As for me: I originally stated at the start of this scandal that I couldn’t see myself going to the film. My thought now though is that I’m conflicted, quite honestly. The Birth of a Nation is a film we probably won’t get to see again for some time, sadly. The story of Nat Turner is one too important to American history, and it’s truly a shame it hasn’t been made into a film until now. But what happens if we miss The Birth of a Nation and are never presented with another opportunity to see Nat Turner’s story on screen until another 100 years from now? What also happens to honoring the work made by Union and Aja Naomi King, who both star in this film? Should their contributions to the film be ignored because Parker is at the helm? It is easy to dismiss Parker, but unfortunately, is dismissing the film also forcing us to dismiss Union and King?

I’ve asked myself these questions, and I still don’t have an answer as to what I’m going to do once the film opens in theaters. We’ll see when the time comes. Now I turn it over to you: What are you going to do? Let me know in the comments section!

EDIT: One of the comments got me to thinking about my own answer to my own question: would I go see this movie? And the answer has to be no. A woman did die, after all.

As the commenter intimated, the hangup over the film shouldn’t really exist, so I had been thinking about why the hangup was there to begin with. I had attempted to address that in this article the first time around, but I think Elahe Izadi sums up what I was trying to get at even better with her Washington Post article about the situation. She writes, in part:

For other artists embroiled in controversy, it can be easier for audiences to dismiss their work if it’s more trivial in nature. Take Woody Allen, who was investigated years ago amid accusations that he molested the daughter he adopted with Mia Farrow. He hasn’t faced criminal charges and has denied the allegations, while many prominent Hollywood figures, as well as the daughter, have said they believe he’s guilty. Allen’s films may be creatively groundbreaking, funny or critically acclaimed, but he’s not telling a story Hollywood has never told before or paving the way for a much needed national conversation.

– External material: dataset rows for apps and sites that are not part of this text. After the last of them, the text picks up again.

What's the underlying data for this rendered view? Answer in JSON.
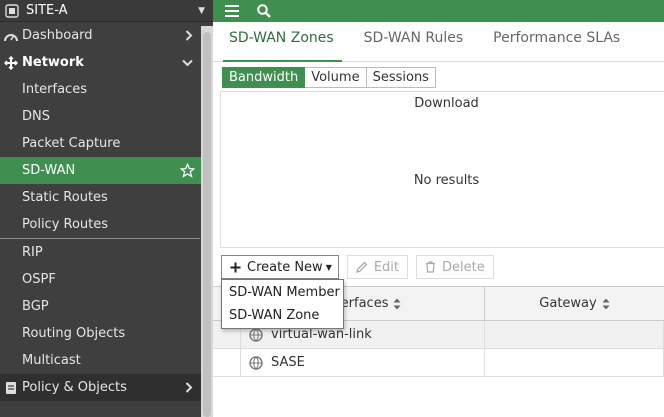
{
  "site": {
    "name": "SITE-A"
  },
  "sidebar": {
    "items": [
      {
        "label": "Dashboard",
        "icon": "dashboard-icon",
        "top": true,
        "expand": "chevron-right"
      },
      {
        "label": "Network",
        "icon": "network-icon",
        "top": true,
        "expand": "chevron-down",
        "bold": true
      },
      {
        "label": "Interfaces"
      },
      {
        "label": "DNS"
      },
      {
        "label": "Packet Capture"
      },
      {
        "label": "SD-WAN",
        "active": true,
        "favorite": true
      },
      {
        "label": "Static Routes"
      },
      {
        "label": "Policy Routes"
      },
      {
        "label": "RIP"
      },
      {
        "label": "OSPF"
      },
      {
        "label": "BGP"
      },
      {
        "label": "Routing Objects"
      },
      {
        "label": "Multicast"
      },
      {
        "label": "Policy & Objects",
        "icon": "policy-icon",
        "top": true,
        "expand": "chevron-right"
      }
    ]
  },
  "topbar": {
    "icons": [
      "menu-icon",
      "search-icon"
    ]
  },
  "tabs": [
    {
      "label": "SD-WAN Zones",
      "active": true
    },
    {
      "label": "SD-WAN Rules"
    },
    {
      "label": "Performance SLAs"
    }
  ],
  "segments": [
    {
      "label": "Bandwidth",
      "active": true
    },
    {
      "label": "Volume"
    },
    {
      "label": "Sessions"
    }
  ],
  "chart": {
    "title": "Download",
    "empty_text": "No results"
  },
  "toolbar": {
    "create_label": "Create New",
    "edit_label": "Edit",
    "delete_label": "Delete"
  },
  "table": {
    "columns": [
      "Interfaces",
      "Gateway"
    ],
    "rows": [
      {
        "interface": "virtual-wan-link",
        "gateway": ""
      },
      {
        "interface": "SASE",
        "gateway": ""
      }
    ]
  },
  "dropdown": {
    "items": [
      "SD-WAN Member",
      "SD-WAN Zone"
    ]
  },
  "colors": {
    "accent": "#3f8f50",
    "sidebar_bg": "#3f3f3f"
  }
}
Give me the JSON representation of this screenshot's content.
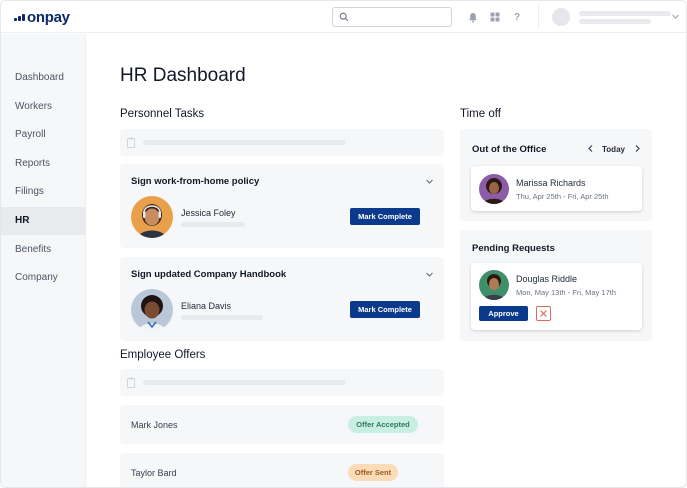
{
  "header": {
    "logo_text": "onpay",
    "search": {
      "value": "",
      "placeholder": ""
    },
    "icons": [
      "bell-icon",
      "grid-icon",
      "help-icon",
      "chevron-down-icon"
    ],
    "help_glyph": "?"
  },
  "sidebar": {
    "items": [
      {
        "label": "Dashboard",
        "active": false
      },
      {
        "label": "Workers",
        "active": false
      },
      {
        "label": "Payroll",
        "active": false
      },
      {
        "label": "Reports",
        "active": false
      },
      {
        "label": "Filings",
        "active": false
      },
      {
        "label": "HR",
        "active": true
      },
      {
        "label": "Benefits",
        "active": false
      },
      {
        "label": "Company",
        "active": false
      }
    ]
  },
  "main": {
    "title": "HR Dashboard",
    "personnel_tasks": {
      "title": "Personnel Tasks",
      "tasks": [
        {
          "title": "Sign work-from-home policy",
          "person": "Jessica Foley",
          "action": "Mark Complete"
        },
        {
          "title": "Sign updated Company Handbook",
          "person": "Eliana Davis",
          "action": "Mark Complete"
        }
      ]
    },
    "employee_offers": {
      "title": "Employee Offers",
      "rows": [
        {
          "name": "Mark Jones",
          "status": "Offer Accepted"
        },
        {
          "name": "Taylor Bard",
          "status": "Offer Sent"
        }
      ]
    }
  },
  "time_off": {
    "title": "Time off",
    "out_of_office": {
      "title": "Out of the Office",
      "nav_label": "Today",
      "entries": [
        {
          "name": "Marissa Richards",
          "dates": "Thu, Apr 25th - Fri, Apr 25th"
        }
      ]
    },
    "pending_requests": {
      "title": "Pending Requests",
      "entries": [
        {
          "name": "Douglas Riddle",
          "dates": "Mon, May 13th - Fri, May 17th",
          "approve_label": "Approve"
        }
      ]
    }
  },
  "colors": {
    "brand_navy": "#0b2a66",
    "primary_button": "#0b3a8c",
    "accepted_badge": "#c9efe3",
    "sent_badge": "#fadcb8",
    "reject_border": "#e26a5a"
  }
}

Then there’s R. Kelly, who was acquitted of child pornography charges and has faced numerous allegations of sexually assaulting underage girls. People like R. Kelly’s music simply because it’s entertaining, aesthetically good or ironically funny — not because it’s profound. But the content of his work can make it difficult to ignore the allegations — his music is about sex. Some refuse to listen to it because they think he’s guilty.

Interacting with “The Birth of a Nation” feels different. Parker has called the project “a healing mechanism for America.” That’s a tall order.

Maybe if there were more films like it out there already, the stakes wouldn’t seem so high.

I’ve bolded the last sentence since that’s really the part I’d been struggling with and annoyed by, to understate it; because of Hollywood’s initial lack of interest in these stories, it’s left the moviegoing public and Oscar voters tho choose between a film in which the stakes are very high for itself (and others like it) and their own morality, to be blunt. However, a film shouldn’t have to have such high stakes, and this film wouldn’t if there were other films of its kind out there. If Hollywood had always invested in diverse and inclusive filmmaking, the choice to see or not see this film would be easier for some. However, I personally shouldn’t have to seriously weigh my conscience before seeing a film. So the final answer is no, I can’t see this film and think I could live in alignment with myself.